Required action – Where a line of the records contains the word "ввод", show that line.

##### Data extract

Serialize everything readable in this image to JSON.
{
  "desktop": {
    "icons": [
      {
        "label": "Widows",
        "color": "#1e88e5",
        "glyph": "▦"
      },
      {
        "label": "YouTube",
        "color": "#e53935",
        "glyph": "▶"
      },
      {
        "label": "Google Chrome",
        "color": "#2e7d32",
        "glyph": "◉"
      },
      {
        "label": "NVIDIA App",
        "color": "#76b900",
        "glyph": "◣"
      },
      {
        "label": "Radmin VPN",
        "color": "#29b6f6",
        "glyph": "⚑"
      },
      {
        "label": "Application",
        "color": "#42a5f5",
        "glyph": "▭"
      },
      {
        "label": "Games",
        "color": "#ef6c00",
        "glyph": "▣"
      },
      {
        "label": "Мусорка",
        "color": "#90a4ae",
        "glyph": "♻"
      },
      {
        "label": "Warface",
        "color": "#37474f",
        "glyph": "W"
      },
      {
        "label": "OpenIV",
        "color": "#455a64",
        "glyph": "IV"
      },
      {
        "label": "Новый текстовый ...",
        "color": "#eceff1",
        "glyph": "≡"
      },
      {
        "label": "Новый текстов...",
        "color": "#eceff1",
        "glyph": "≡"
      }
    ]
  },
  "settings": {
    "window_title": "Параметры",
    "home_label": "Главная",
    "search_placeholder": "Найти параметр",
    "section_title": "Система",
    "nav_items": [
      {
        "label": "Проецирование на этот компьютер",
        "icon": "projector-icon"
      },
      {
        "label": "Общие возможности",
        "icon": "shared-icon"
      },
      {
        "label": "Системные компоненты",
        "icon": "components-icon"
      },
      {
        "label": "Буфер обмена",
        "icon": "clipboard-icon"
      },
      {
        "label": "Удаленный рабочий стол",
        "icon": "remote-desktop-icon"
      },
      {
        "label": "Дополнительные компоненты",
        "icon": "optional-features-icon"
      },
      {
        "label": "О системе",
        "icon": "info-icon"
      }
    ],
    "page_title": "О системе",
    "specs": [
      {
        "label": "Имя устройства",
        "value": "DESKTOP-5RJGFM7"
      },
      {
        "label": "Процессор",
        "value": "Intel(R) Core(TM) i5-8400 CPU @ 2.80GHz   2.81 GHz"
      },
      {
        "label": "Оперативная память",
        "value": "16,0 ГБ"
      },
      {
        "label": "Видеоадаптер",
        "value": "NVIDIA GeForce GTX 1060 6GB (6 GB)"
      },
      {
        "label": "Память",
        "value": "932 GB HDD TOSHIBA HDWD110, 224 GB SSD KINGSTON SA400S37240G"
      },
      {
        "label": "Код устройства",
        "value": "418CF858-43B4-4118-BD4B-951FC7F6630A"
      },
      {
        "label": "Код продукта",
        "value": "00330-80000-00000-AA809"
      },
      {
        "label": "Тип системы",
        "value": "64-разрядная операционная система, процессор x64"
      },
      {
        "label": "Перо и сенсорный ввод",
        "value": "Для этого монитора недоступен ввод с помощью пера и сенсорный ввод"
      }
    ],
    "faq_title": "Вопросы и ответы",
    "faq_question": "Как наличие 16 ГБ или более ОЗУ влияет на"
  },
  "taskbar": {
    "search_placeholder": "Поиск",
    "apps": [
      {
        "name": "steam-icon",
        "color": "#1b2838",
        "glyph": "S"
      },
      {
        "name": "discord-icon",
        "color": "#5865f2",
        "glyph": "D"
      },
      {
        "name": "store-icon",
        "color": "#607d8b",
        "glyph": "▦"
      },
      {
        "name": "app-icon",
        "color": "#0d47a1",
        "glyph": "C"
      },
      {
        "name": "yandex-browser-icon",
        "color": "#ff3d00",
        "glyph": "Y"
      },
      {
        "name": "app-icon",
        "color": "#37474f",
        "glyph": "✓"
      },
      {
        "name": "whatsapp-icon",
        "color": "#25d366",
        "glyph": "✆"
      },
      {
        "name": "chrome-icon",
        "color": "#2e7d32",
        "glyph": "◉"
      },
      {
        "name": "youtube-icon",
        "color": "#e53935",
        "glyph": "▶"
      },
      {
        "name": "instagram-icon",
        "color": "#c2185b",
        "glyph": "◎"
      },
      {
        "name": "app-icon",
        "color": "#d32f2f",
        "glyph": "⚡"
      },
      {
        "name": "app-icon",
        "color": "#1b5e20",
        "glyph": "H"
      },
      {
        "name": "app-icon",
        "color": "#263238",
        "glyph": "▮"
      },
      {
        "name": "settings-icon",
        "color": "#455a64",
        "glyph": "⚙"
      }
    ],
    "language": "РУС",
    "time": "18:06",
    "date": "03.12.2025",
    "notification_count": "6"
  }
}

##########

Your response –
        "label": "Перо и сенсорный ввод",
        "value": "Для этого монитора недоступен ввод с помощью пера и сенсорный ввод"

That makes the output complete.